-- Opening Marker --

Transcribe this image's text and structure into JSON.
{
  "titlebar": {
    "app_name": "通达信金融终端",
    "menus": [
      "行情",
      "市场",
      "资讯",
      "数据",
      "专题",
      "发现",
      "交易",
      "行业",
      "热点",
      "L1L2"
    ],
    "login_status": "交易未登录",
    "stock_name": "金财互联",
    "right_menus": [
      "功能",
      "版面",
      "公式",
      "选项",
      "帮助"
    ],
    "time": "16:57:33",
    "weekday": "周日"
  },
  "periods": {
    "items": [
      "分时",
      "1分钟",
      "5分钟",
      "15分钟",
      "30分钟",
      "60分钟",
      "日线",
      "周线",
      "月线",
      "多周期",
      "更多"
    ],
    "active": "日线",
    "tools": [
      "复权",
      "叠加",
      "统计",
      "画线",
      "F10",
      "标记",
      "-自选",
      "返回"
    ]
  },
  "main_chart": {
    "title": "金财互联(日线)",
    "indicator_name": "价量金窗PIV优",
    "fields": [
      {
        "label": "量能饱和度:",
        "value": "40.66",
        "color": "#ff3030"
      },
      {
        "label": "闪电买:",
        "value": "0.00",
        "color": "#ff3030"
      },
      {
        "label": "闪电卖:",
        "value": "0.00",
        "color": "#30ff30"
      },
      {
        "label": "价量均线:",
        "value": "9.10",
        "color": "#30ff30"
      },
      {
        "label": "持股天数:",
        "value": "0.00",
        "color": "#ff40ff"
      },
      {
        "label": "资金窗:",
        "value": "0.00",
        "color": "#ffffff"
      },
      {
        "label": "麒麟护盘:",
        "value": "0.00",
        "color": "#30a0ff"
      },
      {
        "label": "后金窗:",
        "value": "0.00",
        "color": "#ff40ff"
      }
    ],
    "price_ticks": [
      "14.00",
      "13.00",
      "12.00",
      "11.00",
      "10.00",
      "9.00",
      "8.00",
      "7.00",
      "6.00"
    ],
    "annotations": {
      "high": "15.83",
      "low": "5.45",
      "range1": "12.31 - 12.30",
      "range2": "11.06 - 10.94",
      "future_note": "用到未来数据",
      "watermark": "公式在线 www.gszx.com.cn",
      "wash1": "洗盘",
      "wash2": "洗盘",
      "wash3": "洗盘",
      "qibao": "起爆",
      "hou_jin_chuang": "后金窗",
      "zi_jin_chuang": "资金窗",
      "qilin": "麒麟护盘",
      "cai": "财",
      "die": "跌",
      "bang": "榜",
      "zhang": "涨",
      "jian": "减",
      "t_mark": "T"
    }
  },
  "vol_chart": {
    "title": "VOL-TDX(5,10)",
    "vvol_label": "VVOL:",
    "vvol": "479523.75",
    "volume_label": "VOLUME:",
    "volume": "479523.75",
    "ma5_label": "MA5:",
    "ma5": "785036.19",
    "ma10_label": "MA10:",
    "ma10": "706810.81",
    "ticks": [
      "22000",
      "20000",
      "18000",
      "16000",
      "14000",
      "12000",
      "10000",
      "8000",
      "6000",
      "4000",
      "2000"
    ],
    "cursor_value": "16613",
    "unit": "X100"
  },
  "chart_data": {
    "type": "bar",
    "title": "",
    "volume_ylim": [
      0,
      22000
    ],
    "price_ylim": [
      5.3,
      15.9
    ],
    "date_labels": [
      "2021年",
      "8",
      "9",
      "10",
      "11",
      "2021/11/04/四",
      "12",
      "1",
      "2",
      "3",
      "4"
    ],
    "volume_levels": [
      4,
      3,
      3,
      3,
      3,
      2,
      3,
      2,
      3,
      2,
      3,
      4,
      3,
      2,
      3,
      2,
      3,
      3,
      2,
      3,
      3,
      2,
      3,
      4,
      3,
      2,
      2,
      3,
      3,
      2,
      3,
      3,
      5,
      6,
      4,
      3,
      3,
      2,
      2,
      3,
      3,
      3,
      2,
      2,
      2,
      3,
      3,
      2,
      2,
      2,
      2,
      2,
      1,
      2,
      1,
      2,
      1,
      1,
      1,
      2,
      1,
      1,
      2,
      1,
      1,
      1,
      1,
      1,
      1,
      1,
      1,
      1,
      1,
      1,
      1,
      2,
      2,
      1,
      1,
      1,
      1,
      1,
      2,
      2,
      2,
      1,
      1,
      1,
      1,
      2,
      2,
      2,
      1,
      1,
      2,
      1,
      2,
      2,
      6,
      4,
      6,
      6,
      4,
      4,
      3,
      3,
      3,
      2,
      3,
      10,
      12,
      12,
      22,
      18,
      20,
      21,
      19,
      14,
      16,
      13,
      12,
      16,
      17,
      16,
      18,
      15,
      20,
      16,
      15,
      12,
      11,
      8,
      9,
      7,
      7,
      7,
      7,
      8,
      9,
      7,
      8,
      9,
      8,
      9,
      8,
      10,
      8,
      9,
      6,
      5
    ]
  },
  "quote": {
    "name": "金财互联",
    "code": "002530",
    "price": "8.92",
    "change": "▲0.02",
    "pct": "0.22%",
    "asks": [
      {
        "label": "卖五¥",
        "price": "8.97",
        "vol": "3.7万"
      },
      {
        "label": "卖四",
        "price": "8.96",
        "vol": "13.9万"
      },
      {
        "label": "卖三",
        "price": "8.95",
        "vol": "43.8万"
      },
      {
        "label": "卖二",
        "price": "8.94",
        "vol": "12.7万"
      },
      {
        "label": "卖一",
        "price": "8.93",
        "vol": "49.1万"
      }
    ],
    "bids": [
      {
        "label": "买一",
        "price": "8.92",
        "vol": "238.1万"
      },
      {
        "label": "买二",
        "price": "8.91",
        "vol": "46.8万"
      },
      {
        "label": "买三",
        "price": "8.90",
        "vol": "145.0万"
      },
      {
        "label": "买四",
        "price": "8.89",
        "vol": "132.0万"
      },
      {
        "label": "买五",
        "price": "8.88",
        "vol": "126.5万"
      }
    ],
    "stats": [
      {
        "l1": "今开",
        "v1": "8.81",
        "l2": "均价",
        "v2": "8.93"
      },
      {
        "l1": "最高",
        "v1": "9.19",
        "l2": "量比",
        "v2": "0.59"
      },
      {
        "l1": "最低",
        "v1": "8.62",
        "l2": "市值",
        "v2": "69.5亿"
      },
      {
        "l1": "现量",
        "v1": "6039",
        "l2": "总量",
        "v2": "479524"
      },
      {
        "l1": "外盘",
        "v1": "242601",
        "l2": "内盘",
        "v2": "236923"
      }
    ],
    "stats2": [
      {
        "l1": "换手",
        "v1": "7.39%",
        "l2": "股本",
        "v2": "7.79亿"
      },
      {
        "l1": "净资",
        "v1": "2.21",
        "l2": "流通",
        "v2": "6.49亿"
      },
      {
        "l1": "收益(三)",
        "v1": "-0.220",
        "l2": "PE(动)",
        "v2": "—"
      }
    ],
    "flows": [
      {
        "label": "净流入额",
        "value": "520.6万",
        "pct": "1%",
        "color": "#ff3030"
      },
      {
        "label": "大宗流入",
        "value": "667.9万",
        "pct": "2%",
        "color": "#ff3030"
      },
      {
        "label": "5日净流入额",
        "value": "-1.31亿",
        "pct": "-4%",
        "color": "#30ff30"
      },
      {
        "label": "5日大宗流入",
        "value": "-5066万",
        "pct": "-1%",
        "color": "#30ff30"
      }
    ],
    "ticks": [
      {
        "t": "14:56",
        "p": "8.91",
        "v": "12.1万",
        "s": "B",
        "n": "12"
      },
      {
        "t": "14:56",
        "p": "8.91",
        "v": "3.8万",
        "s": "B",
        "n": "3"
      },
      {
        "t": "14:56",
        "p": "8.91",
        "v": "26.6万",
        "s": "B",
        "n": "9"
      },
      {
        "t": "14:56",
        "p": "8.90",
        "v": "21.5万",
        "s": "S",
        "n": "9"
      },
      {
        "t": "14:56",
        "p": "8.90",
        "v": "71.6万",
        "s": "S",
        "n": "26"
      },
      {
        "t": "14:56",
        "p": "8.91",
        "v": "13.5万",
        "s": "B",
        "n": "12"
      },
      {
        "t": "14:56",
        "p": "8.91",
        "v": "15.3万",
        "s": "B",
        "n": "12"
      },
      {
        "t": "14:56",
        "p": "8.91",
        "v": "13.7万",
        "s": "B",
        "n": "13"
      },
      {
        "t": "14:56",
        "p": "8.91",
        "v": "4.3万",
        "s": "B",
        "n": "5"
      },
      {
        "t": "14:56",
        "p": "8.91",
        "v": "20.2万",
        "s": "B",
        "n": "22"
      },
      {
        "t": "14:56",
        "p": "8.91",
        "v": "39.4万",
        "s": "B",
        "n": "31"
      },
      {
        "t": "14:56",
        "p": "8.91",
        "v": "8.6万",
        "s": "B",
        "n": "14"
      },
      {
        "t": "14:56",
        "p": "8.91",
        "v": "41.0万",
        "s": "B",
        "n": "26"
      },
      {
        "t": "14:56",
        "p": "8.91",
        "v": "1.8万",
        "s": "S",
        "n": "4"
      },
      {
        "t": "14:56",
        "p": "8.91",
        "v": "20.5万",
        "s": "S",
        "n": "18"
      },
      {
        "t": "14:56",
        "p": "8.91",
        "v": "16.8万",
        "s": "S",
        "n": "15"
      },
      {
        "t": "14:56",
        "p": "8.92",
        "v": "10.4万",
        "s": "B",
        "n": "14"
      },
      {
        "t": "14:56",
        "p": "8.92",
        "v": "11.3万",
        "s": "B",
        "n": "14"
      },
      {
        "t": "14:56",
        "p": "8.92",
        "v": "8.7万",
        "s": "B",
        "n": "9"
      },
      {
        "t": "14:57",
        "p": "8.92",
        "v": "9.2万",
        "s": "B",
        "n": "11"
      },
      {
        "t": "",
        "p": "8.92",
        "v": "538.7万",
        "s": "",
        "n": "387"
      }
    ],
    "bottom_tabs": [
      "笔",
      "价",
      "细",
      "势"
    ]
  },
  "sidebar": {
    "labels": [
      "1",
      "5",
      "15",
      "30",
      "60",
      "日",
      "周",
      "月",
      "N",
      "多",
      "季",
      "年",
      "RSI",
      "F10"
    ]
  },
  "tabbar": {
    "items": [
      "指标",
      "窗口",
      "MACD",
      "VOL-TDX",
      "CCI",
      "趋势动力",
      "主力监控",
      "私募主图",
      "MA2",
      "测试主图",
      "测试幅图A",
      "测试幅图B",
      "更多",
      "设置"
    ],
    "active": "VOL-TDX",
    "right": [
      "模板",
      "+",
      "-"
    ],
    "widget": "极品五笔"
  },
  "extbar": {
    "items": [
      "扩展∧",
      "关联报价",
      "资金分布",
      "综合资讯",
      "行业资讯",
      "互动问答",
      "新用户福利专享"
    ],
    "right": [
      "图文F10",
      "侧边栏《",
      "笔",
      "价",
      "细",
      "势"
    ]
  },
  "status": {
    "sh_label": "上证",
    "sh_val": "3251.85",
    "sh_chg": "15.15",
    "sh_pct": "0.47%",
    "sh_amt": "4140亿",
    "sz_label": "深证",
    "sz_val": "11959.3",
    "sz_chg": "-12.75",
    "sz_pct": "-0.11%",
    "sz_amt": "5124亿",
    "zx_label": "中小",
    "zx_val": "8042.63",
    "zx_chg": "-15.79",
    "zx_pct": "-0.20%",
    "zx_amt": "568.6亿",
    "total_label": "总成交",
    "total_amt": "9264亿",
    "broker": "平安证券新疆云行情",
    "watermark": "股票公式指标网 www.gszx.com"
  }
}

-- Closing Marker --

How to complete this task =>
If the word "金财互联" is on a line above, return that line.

Reply =>
    "stock_name": "金财互联",
    "title": "金财互联(日线)",
    "name": "金财互联",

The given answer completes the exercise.